#### EXERCISE DETAILS
Answer with the number of lines in the records that contain "title" and with nothing else.

BEGIN

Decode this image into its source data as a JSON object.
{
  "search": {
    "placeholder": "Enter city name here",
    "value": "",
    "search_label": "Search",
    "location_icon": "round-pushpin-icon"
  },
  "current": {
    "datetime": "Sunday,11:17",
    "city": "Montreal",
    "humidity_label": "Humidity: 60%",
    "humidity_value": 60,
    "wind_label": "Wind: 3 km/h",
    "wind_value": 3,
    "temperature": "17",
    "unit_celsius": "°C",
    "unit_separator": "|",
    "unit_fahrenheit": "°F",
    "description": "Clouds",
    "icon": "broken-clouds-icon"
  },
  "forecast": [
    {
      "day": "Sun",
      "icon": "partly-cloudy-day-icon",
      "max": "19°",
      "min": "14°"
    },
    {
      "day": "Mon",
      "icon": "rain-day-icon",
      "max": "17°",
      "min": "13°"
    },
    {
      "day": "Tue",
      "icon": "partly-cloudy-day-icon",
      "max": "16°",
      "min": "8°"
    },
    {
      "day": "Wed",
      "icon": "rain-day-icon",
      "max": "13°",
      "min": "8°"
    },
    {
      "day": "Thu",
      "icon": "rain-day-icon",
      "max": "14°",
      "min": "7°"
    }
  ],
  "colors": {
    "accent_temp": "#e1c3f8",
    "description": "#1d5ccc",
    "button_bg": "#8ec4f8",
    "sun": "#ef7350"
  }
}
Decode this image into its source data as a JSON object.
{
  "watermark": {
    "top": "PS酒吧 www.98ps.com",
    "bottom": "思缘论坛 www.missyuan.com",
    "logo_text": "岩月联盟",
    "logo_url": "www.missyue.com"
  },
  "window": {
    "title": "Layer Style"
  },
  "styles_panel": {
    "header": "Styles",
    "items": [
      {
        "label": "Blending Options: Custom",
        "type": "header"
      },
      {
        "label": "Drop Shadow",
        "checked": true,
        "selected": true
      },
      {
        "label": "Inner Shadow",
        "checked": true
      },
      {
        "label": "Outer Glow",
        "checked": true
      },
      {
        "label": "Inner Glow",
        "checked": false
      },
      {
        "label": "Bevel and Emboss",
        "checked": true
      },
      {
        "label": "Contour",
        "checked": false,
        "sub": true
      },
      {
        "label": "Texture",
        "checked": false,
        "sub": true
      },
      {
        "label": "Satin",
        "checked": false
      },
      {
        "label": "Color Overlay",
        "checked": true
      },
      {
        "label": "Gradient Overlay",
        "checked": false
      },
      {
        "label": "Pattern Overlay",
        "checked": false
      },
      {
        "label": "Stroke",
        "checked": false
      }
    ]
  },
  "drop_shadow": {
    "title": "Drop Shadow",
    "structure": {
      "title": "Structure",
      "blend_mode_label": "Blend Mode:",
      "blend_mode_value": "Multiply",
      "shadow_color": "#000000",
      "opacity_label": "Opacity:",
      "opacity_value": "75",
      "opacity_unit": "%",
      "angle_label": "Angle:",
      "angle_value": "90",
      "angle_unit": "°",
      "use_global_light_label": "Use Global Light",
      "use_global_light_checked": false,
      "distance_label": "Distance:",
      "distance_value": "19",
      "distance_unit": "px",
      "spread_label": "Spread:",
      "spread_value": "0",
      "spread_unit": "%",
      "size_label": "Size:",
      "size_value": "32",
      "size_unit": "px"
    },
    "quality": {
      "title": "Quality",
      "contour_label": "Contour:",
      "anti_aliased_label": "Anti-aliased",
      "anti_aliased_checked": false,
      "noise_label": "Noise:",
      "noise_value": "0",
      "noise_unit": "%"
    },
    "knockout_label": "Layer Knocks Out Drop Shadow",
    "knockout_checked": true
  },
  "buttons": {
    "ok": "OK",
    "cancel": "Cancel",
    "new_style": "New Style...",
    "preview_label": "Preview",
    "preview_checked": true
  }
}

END

#### RESULT OF THIS TASK
4